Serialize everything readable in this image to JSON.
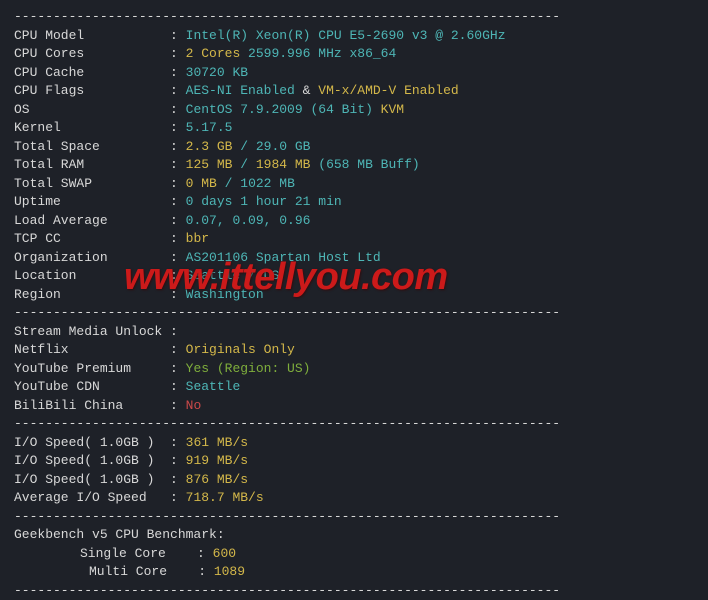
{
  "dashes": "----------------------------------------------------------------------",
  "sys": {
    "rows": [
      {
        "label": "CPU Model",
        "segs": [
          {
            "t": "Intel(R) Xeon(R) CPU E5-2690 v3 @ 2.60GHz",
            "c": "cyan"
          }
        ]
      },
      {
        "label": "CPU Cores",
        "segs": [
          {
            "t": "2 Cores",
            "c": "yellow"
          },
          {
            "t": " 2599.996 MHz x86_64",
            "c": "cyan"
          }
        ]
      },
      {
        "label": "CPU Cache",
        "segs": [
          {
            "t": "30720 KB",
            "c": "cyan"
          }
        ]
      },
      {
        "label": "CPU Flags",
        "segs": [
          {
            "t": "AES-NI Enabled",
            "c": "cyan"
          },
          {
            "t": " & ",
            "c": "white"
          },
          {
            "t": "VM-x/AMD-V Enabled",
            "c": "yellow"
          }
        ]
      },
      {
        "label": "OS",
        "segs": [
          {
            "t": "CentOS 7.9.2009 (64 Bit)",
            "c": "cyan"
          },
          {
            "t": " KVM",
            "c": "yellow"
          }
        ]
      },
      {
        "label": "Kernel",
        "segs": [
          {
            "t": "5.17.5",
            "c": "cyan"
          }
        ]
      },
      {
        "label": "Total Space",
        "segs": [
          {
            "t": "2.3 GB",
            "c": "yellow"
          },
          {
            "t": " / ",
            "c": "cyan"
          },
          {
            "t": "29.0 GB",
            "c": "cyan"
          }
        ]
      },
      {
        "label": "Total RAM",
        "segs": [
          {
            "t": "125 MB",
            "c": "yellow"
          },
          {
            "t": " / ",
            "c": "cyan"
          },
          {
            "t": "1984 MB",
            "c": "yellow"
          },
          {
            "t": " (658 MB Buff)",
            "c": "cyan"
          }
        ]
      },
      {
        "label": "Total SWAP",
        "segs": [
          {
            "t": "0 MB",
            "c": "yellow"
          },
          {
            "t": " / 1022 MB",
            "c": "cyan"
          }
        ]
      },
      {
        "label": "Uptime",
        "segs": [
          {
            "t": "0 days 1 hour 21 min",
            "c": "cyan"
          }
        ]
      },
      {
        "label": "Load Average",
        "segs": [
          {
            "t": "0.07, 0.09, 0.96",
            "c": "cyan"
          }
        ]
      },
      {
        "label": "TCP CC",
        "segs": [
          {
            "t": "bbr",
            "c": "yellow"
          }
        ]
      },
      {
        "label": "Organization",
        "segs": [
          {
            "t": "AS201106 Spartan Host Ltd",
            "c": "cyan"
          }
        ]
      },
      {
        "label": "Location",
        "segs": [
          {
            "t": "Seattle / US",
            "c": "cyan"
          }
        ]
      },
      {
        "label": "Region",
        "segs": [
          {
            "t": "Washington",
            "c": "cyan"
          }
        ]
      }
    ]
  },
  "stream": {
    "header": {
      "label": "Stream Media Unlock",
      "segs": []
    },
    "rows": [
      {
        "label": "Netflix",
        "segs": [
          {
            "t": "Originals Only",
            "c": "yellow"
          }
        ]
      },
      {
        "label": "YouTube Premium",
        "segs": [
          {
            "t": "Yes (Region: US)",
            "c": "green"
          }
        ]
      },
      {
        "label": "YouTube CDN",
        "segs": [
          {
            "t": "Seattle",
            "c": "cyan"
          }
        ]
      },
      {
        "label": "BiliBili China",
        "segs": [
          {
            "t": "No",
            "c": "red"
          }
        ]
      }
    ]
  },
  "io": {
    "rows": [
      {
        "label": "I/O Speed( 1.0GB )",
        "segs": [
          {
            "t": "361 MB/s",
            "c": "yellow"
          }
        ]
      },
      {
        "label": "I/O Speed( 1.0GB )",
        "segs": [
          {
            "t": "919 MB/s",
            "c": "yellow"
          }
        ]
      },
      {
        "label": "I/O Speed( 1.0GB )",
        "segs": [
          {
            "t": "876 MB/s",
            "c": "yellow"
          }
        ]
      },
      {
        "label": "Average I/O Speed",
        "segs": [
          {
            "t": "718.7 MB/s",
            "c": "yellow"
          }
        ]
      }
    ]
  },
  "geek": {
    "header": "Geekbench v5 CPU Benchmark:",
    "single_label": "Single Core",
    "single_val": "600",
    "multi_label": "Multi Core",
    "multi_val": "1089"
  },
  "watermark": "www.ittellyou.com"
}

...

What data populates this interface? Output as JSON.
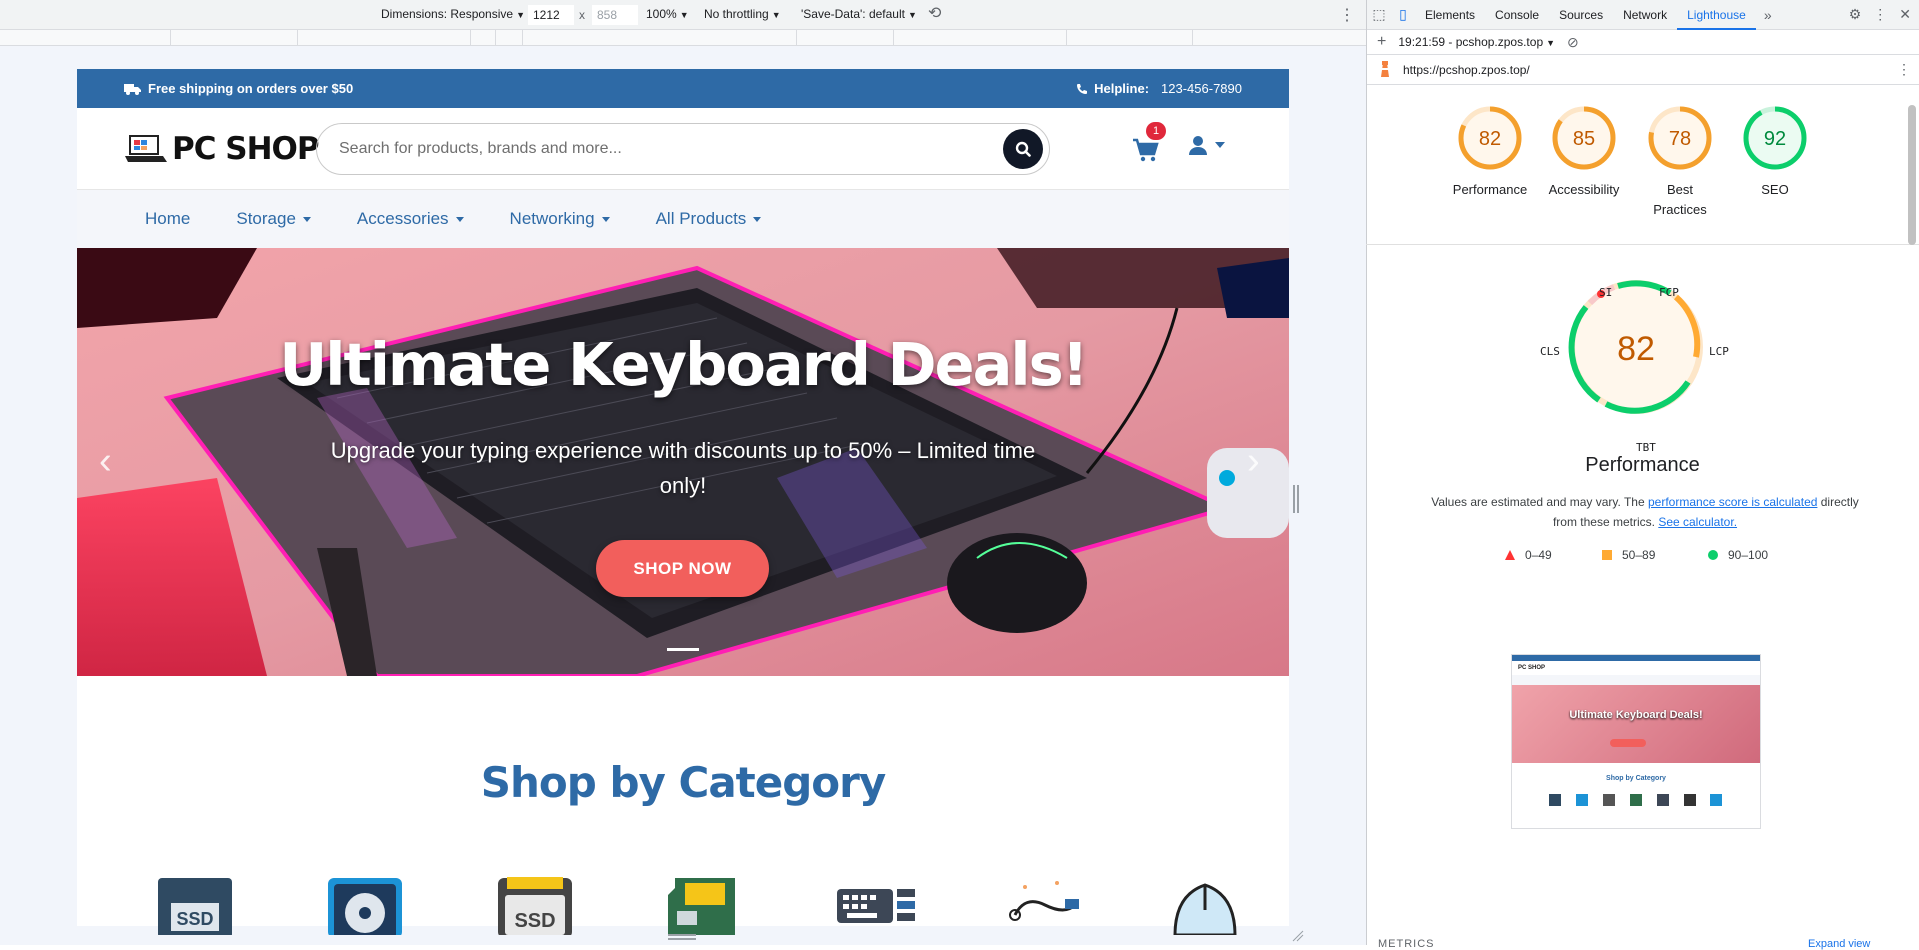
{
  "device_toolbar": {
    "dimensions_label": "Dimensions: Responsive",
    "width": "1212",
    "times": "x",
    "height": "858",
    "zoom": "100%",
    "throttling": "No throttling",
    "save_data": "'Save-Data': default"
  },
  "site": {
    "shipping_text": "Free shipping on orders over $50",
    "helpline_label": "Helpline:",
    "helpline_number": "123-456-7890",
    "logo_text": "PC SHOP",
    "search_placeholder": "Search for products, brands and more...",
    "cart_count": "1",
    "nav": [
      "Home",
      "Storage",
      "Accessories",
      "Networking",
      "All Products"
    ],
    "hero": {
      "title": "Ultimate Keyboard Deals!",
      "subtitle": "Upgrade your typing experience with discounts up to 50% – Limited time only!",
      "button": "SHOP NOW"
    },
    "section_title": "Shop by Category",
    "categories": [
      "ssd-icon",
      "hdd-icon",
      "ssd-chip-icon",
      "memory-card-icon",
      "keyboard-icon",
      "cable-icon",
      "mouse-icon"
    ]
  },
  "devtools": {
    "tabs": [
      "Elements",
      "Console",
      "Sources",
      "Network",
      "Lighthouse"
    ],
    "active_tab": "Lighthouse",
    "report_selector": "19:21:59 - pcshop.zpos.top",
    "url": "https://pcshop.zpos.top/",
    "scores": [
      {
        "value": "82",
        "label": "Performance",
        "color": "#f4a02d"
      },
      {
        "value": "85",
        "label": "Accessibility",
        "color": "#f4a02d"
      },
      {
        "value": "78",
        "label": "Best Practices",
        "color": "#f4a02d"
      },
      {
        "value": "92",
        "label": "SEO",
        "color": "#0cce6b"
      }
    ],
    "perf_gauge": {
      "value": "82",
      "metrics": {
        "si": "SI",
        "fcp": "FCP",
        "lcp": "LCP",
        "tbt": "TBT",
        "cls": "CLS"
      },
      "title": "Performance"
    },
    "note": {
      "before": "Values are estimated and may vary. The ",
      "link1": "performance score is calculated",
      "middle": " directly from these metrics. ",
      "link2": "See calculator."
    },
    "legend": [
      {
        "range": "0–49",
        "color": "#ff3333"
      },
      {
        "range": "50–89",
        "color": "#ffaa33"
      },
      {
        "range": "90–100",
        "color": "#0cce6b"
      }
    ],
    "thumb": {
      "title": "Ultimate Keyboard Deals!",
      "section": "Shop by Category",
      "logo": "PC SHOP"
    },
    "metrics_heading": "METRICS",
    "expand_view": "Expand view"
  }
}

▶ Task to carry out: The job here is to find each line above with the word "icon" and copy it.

▶ Result of this task:
      "ssd-icon",
      "hdd-icon",
      "ssd-chip-icon",
      "memory-card-icon",
      "keyboard-icon",
      "cable-icon",
      "mouse-icon"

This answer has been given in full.